Lenovo’s Superfish has generated a lot of criticism throughout the Internet and amongst security experts jointly. The company utilized a piece of adware that ultimately would allow access by the company to ultimately gage ads toward the user. That being said, this gap or hole in security that Superfish creates really just questions the legitimacy of Lenovo and makes users wonder if their trust has been misplaced. It wouldn’t be a stretch to imagine that Lenovo would be using this information for bad, instead of the good that they claim.

They argue that their Superfish is innocent and that it is only there to give the company some visual cues as to what its users want, like, and enjoy. However, looking at how the Superfish functions, it becomes clear that this isn’t the case. And even in a best case scenario where poor intentions are non-existent, it’s an incredibly shady practice to take part in.

Superfish Root Certificate

The major security concern that users have with Lenovo is the fact that a third-party could easily jump into the mix and take control through that hole, which Lenovo has willingly created. Ultimately, that puts the consumer in the position of either accepting the fact that Lenovo or someone, could have access to their computer – or be put in the incredibly uncomfortable position of deciding what to do with the information that is on their computers. Many have pointed out that it would be easy, and not a stretch in the slightest, for Lenovo, simply to abuse the power that they have given themselves.

The biggest concern is having traffic get intercepted by attackers or those looking to seek out information. They would be able to do this by using the Superfish and at the end of the day; consumers have to be of the mindset that it could’ve happened already. Ultimately, it puts users in a very difficult spot – and it puts Lenovo themselves in even worse of a position.

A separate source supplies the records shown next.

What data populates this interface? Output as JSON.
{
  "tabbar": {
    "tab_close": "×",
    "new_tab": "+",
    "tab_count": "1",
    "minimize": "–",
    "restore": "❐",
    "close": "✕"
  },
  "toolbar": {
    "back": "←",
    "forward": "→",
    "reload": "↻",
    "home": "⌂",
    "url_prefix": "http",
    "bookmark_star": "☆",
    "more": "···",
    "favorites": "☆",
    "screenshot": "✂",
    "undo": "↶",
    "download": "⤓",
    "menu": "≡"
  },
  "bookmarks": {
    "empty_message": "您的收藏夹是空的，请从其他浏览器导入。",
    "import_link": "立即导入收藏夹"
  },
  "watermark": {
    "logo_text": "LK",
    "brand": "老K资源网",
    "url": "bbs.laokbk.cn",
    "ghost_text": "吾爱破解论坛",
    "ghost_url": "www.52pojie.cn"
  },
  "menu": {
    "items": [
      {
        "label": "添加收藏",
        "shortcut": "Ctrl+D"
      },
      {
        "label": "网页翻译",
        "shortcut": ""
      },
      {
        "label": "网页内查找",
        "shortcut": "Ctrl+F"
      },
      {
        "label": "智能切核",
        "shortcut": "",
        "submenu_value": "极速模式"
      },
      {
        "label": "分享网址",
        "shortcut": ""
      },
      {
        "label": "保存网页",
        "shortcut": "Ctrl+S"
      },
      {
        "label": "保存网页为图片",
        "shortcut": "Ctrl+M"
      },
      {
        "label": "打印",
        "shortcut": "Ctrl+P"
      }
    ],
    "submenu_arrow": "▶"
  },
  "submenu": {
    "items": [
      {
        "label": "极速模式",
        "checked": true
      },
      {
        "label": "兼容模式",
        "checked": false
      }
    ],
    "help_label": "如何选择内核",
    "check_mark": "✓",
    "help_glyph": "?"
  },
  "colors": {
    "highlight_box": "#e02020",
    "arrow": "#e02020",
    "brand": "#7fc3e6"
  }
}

They have to figure out how they will rebound from losing a significant piece of trust, as this has become a